▸ Problem description
From the line with "Transcribe this image's" to the final line of the data below, please write out every line exactly, with no pictures.

[[ Stored data open ]]

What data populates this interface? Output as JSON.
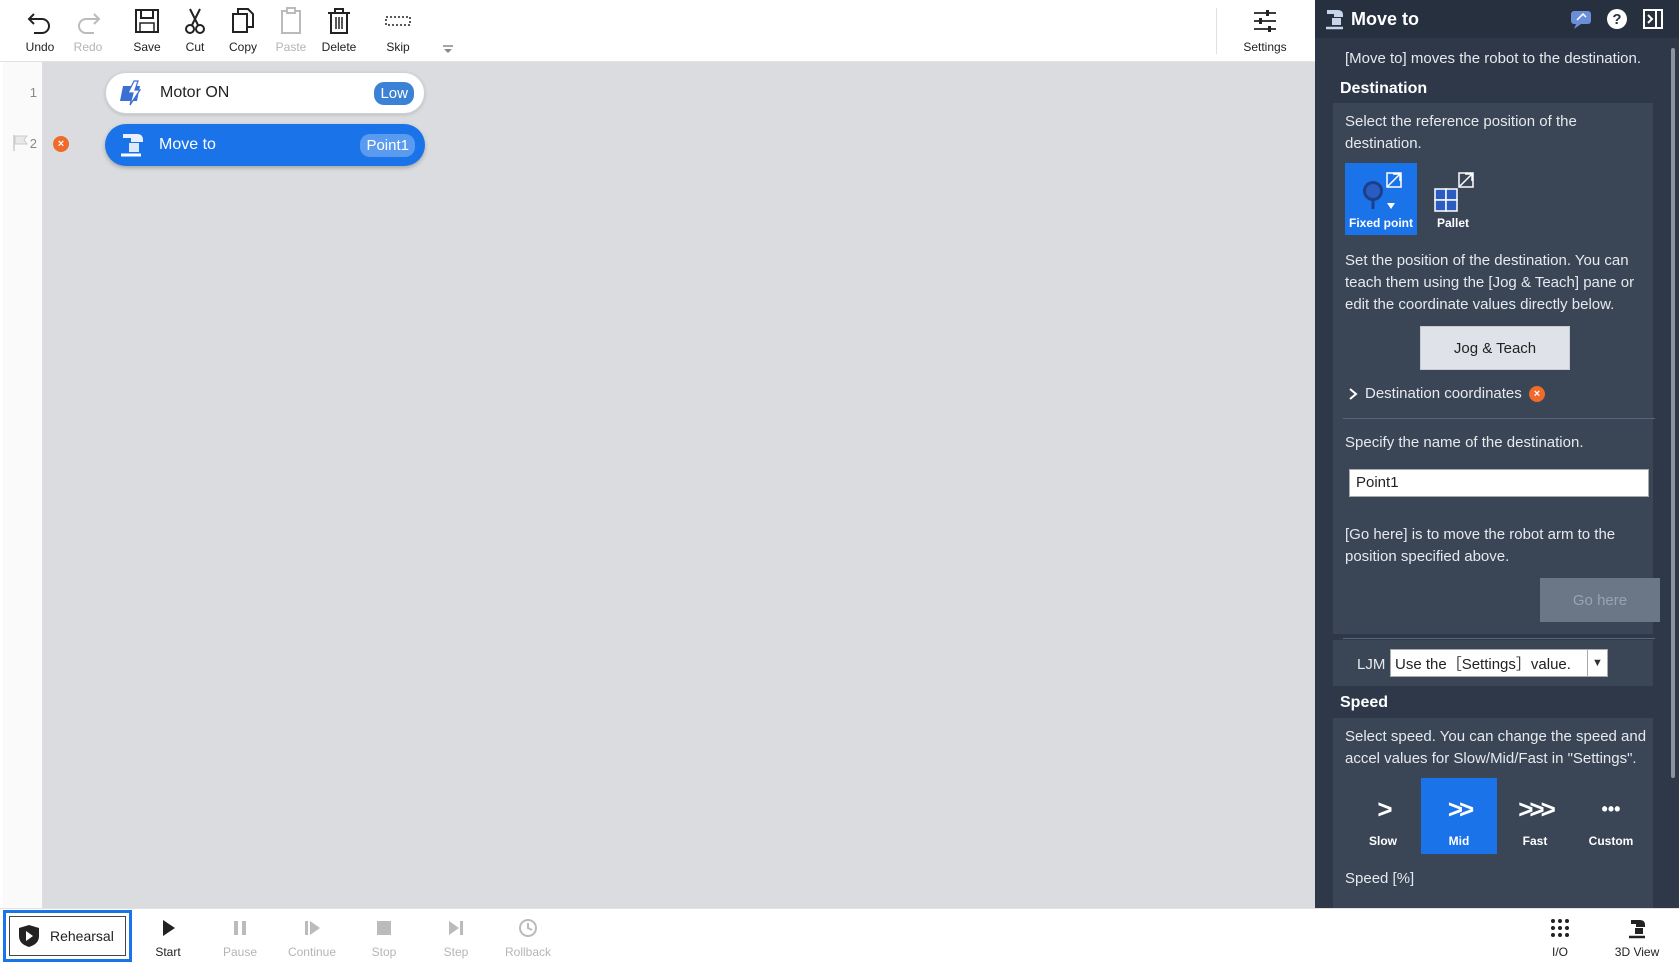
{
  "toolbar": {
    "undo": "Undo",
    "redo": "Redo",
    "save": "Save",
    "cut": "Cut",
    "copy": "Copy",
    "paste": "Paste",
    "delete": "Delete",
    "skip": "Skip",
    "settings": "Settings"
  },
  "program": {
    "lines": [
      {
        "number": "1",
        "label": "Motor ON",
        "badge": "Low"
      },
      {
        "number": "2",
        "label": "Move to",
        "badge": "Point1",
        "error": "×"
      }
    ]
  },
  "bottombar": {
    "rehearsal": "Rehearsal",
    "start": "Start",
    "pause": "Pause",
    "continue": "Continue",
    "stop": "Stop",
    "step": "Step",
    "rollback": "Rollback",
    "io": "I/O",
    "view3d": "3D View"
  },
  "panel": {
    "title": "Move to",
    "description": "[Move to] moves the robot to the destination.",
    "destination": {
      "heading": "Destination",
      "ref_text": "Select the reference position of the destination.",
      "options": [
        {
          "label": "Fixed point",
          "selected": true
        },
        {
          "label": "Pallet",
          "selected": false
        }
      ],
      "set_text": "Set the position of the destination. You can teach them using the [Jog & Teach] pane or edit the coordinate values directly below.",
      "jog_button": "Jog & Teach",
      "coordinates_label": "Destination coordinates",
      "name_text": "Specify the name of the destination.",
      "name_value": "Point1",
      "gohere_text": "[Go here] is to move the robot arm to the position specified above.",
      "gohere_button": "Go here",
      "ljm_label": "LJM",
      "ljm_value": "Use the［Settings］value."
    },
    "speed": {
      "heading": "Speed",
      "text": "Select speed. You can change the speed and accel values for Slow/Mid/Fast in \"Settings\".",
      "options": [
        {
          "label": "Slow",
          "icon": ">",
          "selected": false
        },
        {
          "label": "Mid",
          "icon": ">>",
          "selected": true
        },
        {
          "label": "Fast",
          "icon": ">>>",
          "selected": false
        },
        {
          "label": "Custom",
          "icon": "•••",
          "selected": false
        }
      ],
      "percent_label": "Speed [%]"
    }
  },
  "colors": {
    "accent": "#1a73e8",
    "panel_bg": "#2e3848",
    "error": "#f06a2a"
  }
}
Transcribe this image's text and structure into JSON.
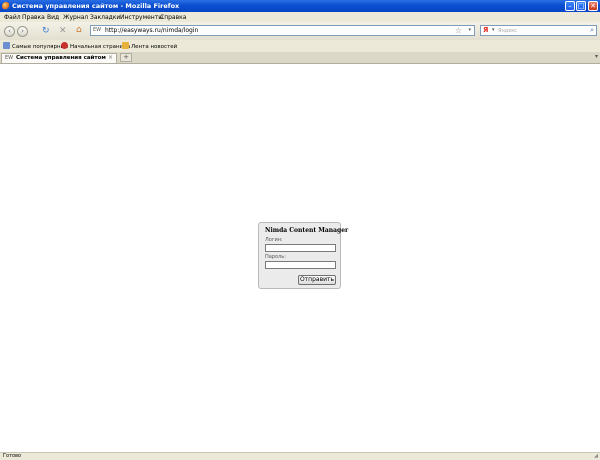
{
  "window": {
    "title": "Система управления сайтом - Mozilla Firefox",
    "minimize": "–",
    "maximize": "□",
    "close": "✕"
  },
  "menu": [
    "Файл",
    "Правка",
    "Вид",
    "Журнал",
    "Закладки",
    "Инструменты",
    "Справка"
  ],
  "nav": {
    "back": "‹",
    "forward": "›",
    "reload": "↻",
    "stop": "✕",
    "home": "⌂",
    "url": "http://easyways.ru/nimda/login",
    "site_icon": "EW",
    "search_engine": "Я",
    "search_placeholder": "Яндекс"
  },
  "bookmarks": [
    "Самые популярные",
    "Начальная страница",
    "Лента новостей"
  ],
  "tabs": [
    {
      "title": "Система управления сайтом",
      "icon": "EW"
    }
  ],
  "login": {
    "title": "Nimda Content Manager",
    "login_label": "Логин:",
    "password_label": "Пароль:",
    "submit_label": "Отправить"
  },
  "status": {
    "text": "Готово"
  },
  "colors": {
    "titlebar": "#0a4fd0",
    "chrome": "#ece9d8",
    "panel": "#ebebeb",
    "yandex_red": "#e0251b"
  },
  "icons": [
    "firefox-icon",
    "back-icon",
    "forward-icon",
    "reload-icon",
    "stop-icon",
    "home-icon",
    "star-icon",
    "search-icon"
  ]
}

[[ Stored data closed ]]

▸ Task answer
Transcribe this image's text and structure into JSON.
{
  "window": {
    "title": "Система управления сайтом - Mozilla Firefox",
    "minimize": "–",
    "maximize": "□",
    "close": "✕"
  },
  "menu": [
    "Файл",
    "Правка",
    "Вид",
    "Журнал",
    "Закладки",
    "Инструменты",
    "Справка"
  ],
  "nav": {
    "back": "‹",
    "forward": "›",
    "reload": "↻",
    "stop": "✕",
    "home": "⌂",
    "url": "http://easyways.ru/nimda/login",
    "site_icon": "EW",
    "search_engine": "Я",
    "search_placeholder": "Яндекс"
  },
  "bookmarks": [
    "Самые популярные",
    "Начальная страница",
    "Лента новостей"
  ],
  "tabs": [
    {
      "title": "Система управления сайтом",
      "icon": "EW"
    }
  ],
  "login": {
    "title": "Nimda Content Manager",
    "login_label": "Логин:",
    "password_label": "Пароль:",
    "submit_label": "Отправить"
  },
  "status": {
    "text": "Готово"
  },
  "colors": {
    "titlebar": "#0a4fd0",
    "chrome": "#ece9d8",
    "panel": "#ebebeb",
    "yandex_red": "#e0251b"
  },
  "icons": [
    "firefox-icon",
    "back-icon",
    "forward-icon",
    "reload-icon",
    "stop-icon",
    "home-icon",
    "star-icon",
    "search-icon"
  ]
}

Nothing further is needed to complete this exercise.